▶ _GOAL OF THE EXERCISE_
Copy out each entry below verbatim, skipping the images.

----- INFORMATION SUPPLIED

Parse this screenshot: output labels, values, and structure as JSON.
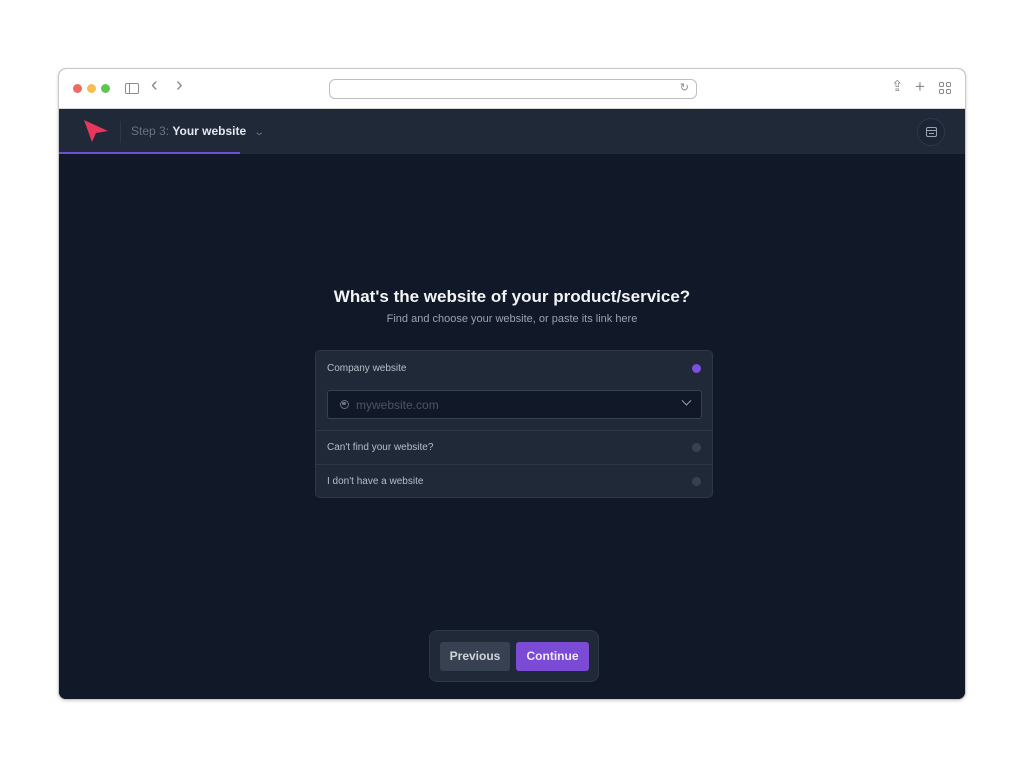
{
  "browser": {
    "url": "",
    "icons": {
      "sidebar": "sidebar-icon",
      "back": "chevron-left-icon",
      "forward": "chevron-right-icon",
      "reload": "reload-icon",
      "share": "share-icon",
      "new_tab": "plus-icon",
      "tab_overview": "grid-icon"
    },
    "glyphs": {
      "back": "‹",
      "forward": "›",
      "reload": "↻",
      "share": "⇪",
      "new_tab": "+"
    }
  },
  "header": {
    "step_prefix": "Step 3:",
    "step_title": "Your website",
    "step_chevron": "⌄",
    "progress_percent": 20,
    "logo_color": "#e8365d",
    "accent_color": "#6d4fd8"
  },
  "main": {
    "title": "What's the website of your product/service?",
    "subtitle": "Find and choose your website, or paste its link here",
    "options": [
      {
        "label": "Company website",
        "selected": true
      },
      {
        "label": "Can't find your website?",
        "selected": false
      },
      {
        "label": "I don't have a website",
        "selected": false
      }
    ],
    "website_select": {
      "placeholder": "mywebsite.com",
      "value": ""
    }
  },
  "footer": {
    "previous_label": "Previous",
    "continue_label": "Continue",
    "continue_color": "#7b4bd6"
  }
}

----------

▶ _SOLUTION TO THIS TASK_
Parse this screenshot: output labels, values, and structure as JSON.
{
  "browser": {
    "url": "",
    "icons": {
      "sidebar": "sidebar-icon",
      "back": "chevron-left-icon",
      "forward": "chevron-right-icon",
      "reload": "reload-icon",
      "share": "share-icon",
      "new_tab": "plus-icon",
      "tab_overview": "grid-icon"
    },
    "glyphs": {
      "back": "‹",
      "forward": "›",
      "reload": "↻",
      "share": "⇪",
      "new_tab": "+"
    }
  },
  "header": {
    "step_prefix": "Step 3:",
    "step_title": "Your website",
    "step_chevron": "⌄",
    "progress_percent": 20,
    "logo_color": "#e8365d",
    "accent_color": "#6d4fd8"
  },
  "main": {
    "title": "What's the website of your product/service?",
    "subtitle": "Find and choose your website, or paste its link here",
    "options": [
      {
        "label": "Company website",
        "selected": true
      },
      {
        "label": "Can't find your website?",
        "selected": false
      },
      {
        "label": "I don't have a website",
        "selected": false
      }
    ],
    "website_select": {
      "placeholder": "mywebsite.com",
      "value": ""
    }
  },
  "footer": {
    "previous_label": "Previous",
    "continue_label": "Continue",
    "continue_color": "#7b4bd6"
  }
}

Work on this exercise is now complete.